This is because your baseline consists of walking around without holding onto anything for support (on the job, at stores, around the house).

A downgrade in baseline! Repeat that: a downgrade in baseline activity!

You may still rationalize by thinking, “Well, at least it’s more activity than sitting in front of the TV.” Yes, it is, you’re correct.

But is it enough to accomplish your weight loss goal? No, no, no.

Do you want to simply make comparisons to the energy expenditure of watching TV? Or do you want to lose a large amount of weight?

How can an obese woman lose weight with a treadmill?

Take your hands off the treadmill and walk at a pace that your body is not used to. This will put you ABOVE your baseline.

Shutterstock/ Ljupco Smokovski

Your body will go, “Hey! What’s going on here?” It will be forced to adapt. Forced adaptation raises your body’s energy needs. Translation: weight loss!

Make the session challenging. You should be breathing heavily, and hot and sweaty. It should be uncomfortable. This will force adaptation. Your body will dip into fat stores to accommodate this new demand.
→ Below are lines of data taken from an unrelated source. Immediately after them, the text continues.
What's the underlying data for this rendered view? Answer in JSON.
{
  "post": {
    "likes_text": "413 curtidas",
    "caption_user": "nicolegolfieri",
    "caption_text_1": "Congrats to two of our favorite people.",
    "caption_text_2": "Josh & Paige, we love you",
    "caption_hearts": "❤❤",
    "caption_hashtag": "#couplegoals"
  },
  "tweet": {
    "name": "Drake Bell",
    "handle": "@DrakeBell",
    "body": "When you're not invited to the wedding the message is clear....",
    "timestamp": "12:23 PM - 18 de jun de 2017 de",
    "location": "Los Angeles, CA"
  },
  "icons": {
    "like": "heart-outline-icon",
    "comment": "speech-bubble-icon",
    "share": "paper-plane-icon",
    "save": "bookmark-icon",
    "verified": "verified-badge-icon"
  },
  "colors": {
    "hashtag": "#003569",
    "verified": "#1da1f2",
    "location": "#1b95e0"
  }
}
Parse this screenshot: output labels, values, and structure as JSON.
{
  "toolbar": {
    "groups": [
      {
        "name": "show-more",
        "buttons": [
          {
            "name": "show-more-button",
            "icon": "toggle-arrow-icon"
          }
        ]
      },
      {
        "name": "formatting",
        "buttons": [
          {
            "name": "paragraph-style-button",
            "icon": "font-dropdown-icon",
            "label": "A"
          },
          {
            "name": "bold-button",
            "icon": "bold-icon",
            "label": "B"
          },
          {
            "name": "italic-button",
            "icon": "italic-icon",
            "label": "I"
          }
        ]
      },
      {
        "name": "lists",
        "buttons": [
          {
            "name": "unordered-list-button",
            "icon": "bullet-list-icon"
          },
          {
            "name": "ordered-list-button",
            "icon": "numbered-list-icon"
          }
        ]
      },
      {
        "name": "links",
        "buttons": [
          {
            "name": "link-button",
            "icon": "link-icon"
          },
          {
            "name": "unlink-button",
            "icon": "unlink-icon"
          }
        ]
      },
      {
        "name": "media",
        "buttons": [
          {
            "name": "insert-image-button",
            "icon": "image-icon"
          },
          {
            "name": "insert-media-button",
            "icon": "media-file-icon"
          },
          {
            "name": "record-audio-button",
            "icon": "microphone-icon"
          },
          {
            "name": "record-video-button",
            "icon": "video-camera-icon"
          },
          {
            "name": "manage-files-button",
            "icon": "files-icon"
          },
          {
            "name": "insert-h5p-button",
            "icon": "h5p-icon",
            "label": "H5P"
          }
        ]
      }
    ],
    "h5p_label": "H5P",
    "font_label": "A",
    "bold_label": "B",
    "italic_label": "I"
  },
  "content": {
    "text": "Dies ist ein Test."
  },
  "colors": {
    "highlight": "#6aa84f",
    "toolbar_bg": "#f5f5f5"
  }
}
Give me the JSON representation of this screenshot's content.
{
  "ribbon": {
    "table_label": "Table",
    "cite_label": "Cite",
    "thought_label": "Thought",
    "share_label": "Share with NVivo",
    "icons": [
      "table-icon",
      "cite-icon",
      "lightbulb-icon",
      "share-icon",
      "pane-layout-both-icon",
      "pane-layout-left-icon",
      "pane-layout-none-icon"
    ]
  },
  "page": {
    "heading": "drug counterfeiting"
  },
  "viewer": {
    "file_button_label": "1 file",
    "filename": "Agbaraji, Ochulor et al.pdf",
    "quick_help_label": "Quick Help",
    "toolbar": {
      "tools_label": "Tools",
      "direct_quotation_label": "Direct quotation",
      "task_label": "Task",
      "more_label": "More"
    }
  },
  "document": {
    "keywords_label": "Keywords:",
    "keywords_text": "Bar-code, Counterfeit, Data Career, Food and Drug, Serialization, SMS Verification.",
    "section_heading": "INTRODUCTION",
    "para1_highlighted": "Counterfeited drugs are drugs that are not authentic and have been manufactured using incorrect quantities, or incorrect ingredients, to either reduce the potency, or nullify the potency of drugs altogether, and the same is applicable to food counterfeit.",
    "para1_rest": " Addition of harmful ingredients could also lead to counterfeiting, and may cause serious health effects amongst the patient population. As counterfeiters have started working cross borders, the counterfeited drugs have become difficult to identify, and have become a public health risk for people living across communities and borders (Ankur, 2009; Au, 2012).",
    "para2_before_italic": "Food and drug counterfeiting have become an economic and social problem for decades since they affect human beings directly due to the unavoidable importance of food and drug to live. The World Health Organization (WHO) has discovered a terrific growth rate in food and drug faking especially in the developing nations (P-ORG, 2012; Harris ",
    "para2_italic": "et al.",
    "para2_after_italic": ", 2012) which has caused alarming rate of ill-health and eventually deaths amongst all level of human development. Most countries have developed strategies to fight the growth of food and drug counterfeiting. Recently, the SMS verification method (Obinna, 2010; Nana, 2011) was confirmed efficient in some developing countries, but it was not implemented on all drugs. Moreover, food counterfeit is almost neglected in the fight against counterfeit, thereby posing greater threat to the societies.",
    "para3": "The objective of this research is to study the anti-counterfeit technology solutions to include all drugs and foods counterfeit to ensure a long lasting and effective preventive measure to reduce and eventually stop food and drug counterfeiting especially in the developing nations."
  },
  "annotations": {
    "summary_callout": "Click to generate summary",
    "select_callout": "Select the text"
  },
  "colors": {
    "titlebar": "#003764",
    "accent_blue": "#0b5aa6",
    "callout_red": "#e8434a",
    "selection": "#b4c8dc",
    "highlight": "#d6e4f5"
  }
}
Keep your hands off the treadmill!

  • Don’t go setting the incline at 15 percent and the speed at 3 mph, and then say you can’t walk without holding on.
  • Settings like this are far beyond your capacity.
  • Be realistic.
  • Even 2 mph at 15 percent, sustained, is pretty stiff.

Obese women who haven’t lost weight with the treadmill must remove their hands from the machine.

If you’ve already been swinging your arms and have not lost much weight…increase the speed and/or incline to force more adaptation—but no matter what you do—swing your arms.

Hold on only to steady yourself while drinking water, taking heart rate or changing the settings.

Lorra Garrick is a former personal trainer certified through the American Council on Exercise. At Bally Total Fitness she trained women and men of all ages for fat loss, muscle building, fitness and improved health. 



Top image: Shutterstock/Creativa Images